Isaiah, Elisha, Elijah, Moses, Obadiah, Nahum, Habbakuk, Zephaniah, Haggai all occupy those same dates in the 2004/2005 Roman Martyrology.

Gerry Davila said...

And Eleazar and the Holy Bothers, of course.

Confitebor said...

"I am actually inclined to regret that the Maccabean Revolt ever took place, and would certainly remove those books from the canon of Scripture."

You would have preferred that the pagans had succeeded in obliterating God's Chosen People and thus made the salvation of the world impossible (for Our Lord says salvation is of the Jews)? As for which books belong in the canon of Scripture, thankfully the Holy Spirit has not left it up to any of us which of His inspired writings we may accept and which ones we may reject. If we wish Him to live in us, we must accept them all, including the accounts of the glorious and heroic exploits of the Maccabees, whose heroism and devotion and zeal prefigured that of the Lord Jesus.

Patrick Sheridan said...

Confitebor, I suppose I should have disclaimed: "as a philhellene," or something...

Thomas said...

@Patrick Sheridan; you would be in the notable company of Luther who did remove the books of Maccabees from his version of Scripture, not because they record an anti-Hellenic rebellion in favour of obedience to God's Covenant as it was at that time, but because they contain explicit reference to praying and offering sacrifice for the dead. With a wonderful piece of circular logic he argued that those books couldn't be part of Scripture because the doctrine they contain is, well, unscriptural!

Banshee said...

I love 2nd Maccabees for many reasons, but especially for its beautiful and sacred words about the editing of books.

But yes, that martyr narrative is amazing.

Manny said...

Hierodeacon:

When would one celebrate the OT prophet Nathan? Id need not be liturgical, I am thinking of an appropriate date for an onomastico of a family member. Thanks

Hans Georg Lundahl said...

"There is no strictly theological reason why we should not celebrate the saints of the Old Covenant liturgically"

I was going to mention St Moses 4th of Sept. I am born 6th of Sept., between St Moses and the Blessed Virgin's Nativity.

My own birthday is ALSO an OT Saint's memory:

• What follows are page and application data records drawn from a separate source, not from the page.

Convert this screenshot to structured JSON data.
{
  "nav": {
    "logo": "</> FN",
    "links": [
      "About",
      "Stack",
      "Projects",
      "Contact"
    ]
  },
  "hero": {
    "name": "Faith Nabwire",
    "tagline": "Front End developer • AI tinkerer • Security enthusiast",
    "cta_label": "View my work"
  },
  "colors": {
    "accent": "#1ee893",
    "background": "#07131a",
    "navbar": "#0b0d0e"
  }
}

6 Septembris Octavo Idus Septembris. Luna ...
vij. A

In Palaestina sancti Zachariae Prophetae, qui, de Chaldaea senex in patriam reversus, ibique defunctus, juxta Aggaeum Prophetam conditus jacet.
etc.